Under Rock Ventures’ plan, it offers to build the county a new 1,600-bed jail, a juvenile detention facility and courtrooms on eight acres east of the Interstate 75 service drive between East Forest and East Warren. The land is already owned by the county.
In exchange for the new criminal justice center, Rock Ventures wants the 15.5 acre site of the county’s unfinished jail project at Gratiot near I-375 in the city’s Greektown district. The company, in partnership with Detroit Pistons owner Tom Gores, wants the unfinished jail site to build a $1 billion mixed-use development anchored by a 23,000-seat soccer stadium.
Cullen told commissioners the company is committed to developing the unfinished jail site whether the partnership is given a Major League Soccer franchise.
Its proposal also offers to charge the county $300 million for a project the firm estimates would cost some $420 million to complete.
To vet Rock Ventures’ proposal, Evans recommended the county commission:
■ Approve an agreement with Walsh Construction to provide a stipend of up to $500,000 to prepare a proposal in response to the county’s request for proposals issued last week. Chicago-based Walsh submitted a response to the county’s request for qualifications to finish the jail last year. Walsh’s response to the county’s request for a proposal on the project is expected in May.
■ Modify the contract with CGL to allow for analysis of Rock Venture’s proposed jail site. The county hired the Columbia, South Carolina-based CGL in July to oversee the completion of the jail. At the time the county awarded the $3.9 million contract to CGL, it prohibited the firm from performing any work on any other jail site.
■ Approve a contract of up to $59,440 with CGL to assist in vetting the programming and operations of the detention facilities provided in Rock Venture’s proposal.
■ Approve a contract not to exceed $155,800 with the National Center for State Courts to assist in vetting and analyzing the programming of the court and sheriff and prosecutor offices provided in Rock Venture’s proposal. Based in Williamsburg, Virginia, the center is an independent, nonprofit court improvement organization.
■ Approve a contract of up to $50,000 with the law firm of Zausmer, August & Caldwell to assist in legal issues related to the Rock Ventures proposal.
“We have to see if this proposal gives us what we need,” Kaufman told commissioners.
Wayne County began construction on its $220 million jail project in 2011, under Ficano. The 2,000-bed project, across the street from the Frank Murphy Hall of Justice, was stopped June 2013 after $100 million in overruns and charges of corruption.

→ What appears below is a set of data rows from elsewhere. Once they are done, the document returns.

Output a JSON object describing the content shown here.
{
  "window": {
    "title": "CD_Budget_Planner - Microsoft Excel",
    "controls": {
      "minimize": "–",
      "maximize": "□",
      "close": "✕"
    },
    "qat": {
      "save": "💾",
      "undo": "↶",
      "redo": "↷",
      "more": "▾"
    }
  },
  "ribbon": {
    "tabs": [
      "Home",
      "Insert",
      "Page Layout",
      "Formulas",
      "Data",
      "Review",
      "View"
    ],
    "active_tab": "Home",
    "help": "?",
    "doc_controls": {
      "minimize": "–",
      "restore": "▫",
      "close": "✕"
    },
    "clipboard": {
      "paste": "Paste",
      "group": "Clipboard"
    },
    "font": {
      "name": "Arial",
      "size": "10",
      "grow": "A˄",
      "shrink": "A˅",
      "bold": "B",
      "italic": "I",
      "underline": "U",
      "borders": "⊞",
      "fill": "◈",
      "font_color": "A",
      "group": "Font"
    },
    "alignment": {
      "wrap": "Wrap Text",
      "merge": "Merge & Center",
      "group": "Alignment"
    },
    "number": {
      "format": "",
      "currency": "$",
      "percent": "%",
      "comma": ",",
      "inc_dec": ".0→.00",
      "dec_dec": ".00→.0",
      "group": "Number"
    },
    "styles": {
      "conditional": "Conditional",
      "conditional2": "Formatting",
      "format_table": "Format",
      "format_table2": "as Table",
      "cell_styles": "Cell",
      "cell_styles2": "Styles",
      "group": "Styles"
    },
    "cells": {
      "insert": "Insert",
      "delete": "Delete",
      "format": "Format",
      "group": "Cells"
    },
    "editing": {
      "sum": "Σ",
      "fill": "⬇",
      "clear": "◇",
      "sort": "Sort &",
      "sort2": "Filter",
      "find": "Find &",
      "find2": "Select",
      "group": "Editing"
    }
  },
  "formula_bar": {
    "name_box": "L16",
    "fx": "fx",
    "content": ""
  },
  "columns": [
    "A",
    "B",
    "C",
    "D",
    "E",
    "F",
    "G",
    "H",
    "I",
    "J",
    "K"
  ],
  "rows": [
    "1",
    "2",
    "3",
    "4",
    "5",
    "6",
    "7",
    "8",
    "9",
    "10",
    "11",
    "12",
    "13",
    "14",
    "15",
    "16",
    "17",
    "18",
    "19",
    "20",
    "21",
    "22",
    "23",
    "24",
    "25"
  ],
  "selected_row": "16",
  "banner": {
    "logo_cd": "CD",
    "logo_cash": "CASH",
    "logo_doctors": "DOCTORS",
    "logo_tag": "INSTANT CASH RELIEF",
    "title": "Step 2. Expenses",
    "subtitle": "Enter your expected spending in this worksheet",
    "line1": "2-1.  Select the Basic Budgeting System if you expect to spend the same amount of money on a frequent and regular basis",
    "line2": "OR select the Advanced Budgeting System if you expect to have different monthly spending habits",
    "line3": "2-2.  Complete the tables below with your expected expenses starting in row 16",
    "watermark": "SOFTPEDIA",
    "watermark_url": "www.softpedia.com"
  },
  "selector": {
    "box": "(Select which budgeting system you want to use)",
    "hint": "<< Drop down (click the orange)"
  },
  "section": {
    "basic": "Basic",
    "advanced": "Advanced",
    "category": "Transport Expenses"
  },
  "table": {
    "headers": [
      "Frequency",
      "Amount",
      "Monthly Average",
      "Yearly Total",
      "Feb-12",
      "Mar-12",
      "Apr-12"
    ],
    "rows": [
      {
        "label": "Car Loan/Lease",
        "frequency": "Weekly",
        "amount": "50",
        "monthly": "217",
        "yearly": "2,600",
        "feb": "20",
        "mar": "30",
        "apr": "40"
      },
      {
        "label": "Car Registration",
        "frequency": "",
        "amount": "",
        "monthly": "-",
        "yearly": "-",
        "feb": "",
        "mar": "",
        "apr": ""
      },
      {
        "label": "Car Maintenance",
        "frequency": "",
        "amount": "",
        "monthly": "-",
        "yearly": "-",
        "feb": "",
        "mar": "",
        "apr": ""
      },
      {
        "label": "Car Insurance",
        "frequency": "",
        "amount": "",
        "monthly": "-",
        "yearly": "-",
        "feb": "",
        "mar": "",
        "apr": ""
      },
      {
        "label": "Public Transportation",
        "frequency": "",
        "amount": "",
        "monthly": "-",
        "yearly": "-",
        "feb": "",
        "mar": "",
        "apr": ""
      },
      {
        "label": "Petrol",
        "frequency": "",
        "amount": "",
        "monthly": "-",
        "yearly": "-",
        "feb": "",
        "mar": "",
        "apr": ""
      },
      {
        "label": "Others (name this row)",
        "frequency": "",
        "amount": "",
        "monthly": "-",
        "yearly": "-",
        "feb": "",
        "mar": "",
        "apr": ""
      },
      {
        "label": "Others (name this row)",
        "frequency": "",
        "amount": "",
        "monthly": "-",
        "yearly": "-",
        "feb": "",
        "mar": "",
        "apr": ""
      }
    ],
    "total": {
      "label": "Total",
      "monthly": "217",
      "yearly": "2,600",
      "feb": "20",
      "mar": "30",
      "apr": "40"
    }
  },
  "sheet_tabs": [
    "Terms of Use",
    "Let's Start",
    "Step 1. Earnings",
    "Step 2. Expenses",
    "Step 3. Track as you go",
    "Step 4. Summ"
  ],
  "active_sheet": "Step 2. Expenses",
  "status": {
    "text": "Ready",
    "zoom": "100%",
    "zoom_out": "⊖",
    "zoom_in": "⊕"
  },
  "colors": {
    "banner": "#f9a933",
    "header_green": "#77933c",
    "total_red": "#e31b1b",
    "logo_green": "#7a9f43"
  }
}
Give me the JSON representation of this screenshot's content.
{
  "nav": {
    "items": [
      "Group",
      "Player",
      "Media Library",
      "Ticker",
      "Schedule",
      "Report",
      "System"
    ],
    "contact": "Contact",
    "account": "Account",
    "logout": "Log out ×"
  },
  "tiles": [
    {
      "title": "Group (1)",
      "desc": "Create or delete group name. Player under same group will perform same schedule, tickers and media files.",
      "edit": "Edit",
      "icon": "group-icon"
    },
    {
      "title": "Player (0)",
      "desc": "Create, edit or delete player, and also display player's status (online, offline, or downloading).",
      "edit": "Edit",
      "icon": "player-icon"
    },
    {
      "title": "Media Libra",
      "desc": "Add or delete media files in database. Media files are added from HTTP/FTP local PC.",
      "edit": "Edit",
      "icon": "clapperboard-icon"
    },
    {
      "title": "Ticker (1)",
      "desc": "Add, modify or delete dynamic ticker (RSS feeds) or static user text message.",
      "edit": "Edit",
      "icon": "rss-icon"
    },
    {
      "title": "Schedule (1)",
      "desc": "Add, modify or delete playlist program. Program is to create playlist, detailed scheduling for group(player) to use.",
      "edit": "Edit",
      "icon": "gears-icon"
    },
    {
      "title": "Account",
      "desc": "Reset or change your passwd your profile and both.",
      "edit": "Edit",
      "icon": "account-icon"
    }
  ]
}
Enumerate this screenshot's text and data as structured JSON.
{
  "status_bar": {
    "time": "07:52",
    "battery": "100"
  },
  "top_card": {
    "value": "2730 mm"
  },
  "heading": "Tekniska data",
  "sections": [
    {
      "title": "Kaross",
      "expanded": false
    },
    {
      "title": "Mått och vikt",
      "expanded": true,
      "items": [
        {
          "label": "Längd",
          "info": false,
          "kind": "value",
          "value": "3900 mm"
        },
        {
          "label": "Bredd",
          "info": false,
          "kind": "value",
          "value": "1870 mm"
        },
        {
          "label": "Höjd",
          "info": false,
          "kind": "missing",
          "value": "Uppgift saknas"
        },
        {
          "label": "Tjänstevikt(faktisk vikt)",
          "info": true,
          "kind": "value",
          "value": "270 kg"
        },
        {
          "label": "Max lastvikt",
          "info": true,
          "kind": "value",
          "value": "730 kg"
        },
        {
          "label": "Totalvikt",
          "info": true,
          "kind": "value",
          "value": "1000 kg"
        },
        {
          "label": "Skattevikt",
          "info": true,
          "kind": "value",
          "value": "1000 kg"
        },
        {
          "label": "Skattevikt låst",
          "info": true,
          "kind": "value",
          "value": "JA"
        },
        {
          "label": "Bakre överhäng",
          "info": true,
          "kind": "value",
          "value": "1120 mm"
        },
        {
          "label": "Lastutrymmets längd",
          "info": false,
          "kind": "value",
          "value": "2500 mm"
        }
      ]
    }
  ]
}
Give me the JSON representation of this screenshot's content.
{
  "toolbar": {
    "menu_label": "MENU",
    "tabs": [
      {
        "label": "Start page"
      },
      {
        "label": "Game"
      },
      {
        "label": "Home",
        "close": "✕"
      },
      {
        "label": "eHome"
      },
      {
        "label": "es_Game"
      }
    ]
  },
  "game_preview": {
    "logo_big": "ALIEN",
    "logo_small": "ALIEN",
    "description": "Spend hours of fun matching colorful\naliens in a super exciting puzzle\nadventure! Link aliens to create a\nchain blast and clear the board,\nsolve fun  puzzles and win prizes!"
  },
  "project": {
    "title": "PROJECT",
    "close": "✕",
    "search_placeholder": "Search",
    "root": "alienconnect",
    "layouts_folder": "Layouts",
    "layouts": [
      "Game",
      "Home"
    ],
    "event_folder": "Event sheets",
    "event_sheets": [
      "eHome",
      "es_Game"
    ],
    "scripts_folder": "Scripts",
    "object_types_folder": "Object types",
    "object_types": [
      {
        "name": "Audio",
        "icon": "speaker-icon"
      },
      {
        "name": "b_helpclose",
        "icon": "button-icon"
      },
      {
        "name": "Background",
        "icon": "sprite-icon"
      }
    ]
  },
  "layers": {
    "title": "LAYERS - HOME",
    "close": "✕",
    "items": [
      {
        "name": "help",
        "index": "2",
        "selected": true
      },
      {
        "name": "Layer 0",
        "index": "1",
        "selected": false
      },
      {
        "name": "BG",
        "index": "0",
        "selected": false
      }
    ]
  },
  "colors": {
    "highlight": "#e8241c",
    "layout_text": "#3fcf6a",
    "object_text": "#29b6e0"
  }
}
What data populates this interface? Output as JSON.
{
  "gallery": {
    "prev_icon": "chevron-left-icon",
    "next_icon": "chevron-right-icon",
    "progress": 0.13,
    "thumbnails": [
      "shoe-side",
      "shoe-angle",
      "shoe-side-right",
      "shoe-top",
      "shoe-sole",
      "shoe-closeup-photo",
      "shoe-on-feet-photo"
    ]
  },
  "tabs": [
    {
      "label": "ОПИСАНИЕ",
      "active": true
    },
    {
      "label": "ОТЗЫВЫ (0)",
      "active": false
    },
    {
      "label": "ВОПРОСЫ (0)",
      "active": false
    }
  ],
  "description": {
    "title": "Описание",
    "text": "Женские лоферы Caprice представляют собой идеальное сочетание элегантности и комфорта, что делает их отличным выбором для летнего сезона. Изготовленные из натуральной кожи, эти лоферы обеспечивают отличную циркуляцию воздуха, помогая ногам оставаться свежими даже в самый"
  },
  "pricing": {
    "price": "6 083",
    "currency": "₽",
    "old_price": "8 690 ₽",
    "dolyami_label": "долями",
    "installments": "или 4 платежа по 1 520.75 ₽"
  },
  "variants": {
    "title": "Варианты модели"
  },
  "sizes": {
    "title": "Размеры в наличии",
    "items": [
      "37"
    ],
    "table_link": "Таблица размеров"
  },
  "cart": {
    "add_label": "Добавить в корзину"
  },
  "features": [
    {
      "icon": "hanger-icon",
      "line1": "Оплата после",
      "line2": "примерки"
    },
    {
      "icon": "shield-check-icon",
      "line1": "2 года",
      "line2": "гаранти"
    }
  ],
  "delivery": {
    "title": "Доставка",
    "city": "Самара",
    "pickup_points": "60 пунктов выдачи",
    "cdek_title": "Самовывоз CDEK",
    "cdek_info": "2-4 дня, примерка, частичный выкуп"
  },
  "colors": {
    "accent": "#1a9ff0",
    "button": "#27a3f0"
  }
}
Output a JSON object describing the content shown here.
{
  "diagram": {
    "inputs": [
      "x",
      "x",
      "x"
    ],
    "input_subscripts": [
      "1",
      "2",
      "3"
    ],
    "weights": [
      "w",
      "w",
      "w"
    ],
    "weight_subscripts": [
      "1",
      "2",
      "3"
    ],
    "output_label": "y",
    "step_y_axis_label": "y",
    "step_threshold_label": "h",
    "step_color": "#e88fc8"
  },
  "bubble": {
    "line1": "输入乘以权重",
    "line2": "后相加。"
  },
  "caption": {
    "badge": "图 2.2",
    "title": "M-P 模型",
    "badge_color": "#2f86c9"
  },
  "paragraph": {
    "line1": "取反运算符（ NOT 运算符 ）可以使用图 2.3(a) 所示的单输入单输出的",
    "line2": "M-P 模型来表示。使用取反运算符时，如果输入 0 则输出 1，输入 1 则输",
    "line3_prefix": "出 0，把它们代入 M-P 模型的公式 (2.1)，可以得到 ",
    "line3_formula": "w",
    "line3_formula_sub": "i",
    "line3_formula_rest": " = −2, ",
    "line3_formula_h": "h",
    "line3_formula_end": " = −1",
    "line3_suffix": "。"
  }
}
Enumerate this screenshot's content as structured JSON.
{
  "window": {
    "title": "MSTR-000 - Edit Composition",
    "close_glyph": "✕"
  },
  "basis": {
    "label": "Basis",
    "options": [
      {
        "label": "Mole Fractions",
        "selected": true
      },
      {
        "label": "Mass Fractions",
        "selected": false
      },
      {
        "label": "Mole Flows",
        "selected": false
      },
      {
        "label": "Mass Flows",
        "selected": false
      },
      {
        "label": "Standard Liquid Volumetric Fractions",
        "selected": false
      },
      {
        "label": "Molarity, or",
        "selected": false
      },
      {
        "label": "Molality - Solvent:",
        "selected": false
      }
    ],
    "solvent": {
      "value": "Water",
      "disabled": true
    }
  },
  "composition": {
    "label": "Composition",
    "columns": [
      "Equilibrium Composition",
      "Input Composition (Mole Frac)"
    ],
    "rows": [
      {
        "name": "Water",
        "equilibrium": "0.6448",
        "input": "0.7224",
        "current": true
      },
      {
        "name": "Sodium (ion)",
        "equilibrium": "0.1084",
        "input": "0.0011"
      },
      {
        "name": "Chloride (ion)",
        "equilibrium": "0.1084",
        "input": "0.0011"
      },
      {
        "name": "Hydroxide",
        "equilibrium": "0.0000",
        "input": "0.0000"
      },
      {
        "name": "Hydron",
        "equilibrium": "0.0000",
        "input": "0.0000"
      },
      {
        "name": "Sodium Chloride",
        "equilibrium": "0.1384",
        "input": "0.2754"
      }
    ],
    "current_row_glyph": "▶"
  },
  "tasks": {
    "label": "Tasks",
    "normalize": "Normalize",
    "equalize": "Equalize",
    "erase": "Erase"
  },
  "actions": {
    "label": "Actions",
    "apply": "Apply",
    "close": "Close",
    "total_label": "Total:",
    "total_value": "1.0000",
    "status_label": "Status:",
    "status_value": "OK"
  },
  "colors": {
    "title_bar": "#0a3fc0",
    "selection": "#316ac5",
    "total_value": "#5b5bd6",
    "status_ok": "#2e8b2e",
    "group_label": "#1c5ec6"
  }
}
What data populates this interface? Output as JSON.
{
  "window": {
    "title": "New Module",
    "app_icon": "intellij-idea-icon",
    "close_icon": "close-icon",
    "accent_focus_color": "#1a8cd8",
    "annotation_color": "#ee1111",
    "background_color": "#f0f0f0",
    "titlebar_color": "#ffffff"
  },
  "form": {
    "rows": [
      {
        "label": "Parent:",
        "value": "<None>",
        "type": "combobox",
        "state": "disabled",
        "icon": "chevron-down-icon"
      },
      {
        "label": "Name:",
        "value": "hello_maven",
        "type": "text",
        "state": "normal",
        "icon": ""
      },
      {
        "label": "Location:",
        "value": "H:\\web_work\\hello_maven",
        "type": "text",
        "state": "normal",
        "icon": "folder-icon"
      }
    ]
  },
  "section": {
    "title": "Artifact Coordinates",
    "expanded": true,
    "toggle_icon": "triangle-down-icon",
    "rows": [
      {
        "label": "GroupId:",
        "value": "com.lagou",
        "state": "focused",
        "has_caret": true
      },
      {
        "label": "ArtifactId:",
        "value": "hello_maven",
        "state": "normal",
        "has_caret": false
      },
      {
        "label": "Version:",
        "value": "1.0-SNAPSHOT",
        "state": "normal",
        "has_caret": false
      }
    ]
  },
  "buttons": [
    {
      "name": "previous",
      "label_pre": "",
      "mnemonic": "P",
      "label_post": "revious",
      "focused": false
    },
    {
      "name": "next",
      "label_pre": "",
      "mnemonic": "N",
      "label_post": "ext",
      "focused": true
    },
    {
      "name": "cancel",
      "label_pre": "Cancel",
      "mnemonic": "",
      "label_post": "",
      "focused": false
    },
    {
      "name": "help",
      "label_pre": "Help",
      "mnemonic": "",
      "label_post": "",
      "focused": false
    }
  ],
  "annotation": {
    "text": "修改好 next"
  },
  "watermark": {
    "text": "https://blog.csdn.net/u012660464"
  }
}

About $151 million was spent in construction, acquisition and design of the jail, with much of the work done underground, according to officials. The half-finished jail has sat unused at a cost of $1.6 million a month, county officials estimate.
The county has planned to finish the jail on Gratiot, which will cost about $250 million. Officials have said the county will seek bonds to pay to complete the project. The county also has about $50 million in unspent bonds from the previous project.
Kaufman told commissioners construction of the jail under the county’s plan could likely begin in the fall and take 30-36 months.
Cullen said construction under Rock Ventures plan could be done in a similar time frame.
Kaufman also reiterated Evans’ position the county is weighing its plan to complete the unfinished jail and the Rock Ventures’ proposal.
“The administration strongly believes going down two tracks simultaneously is absolutely necessary,” he said. “(Rock Ventures’ proposal) may be a very good deal for the county. If not, we’ll still be on track to finish the jail on Gratiot.”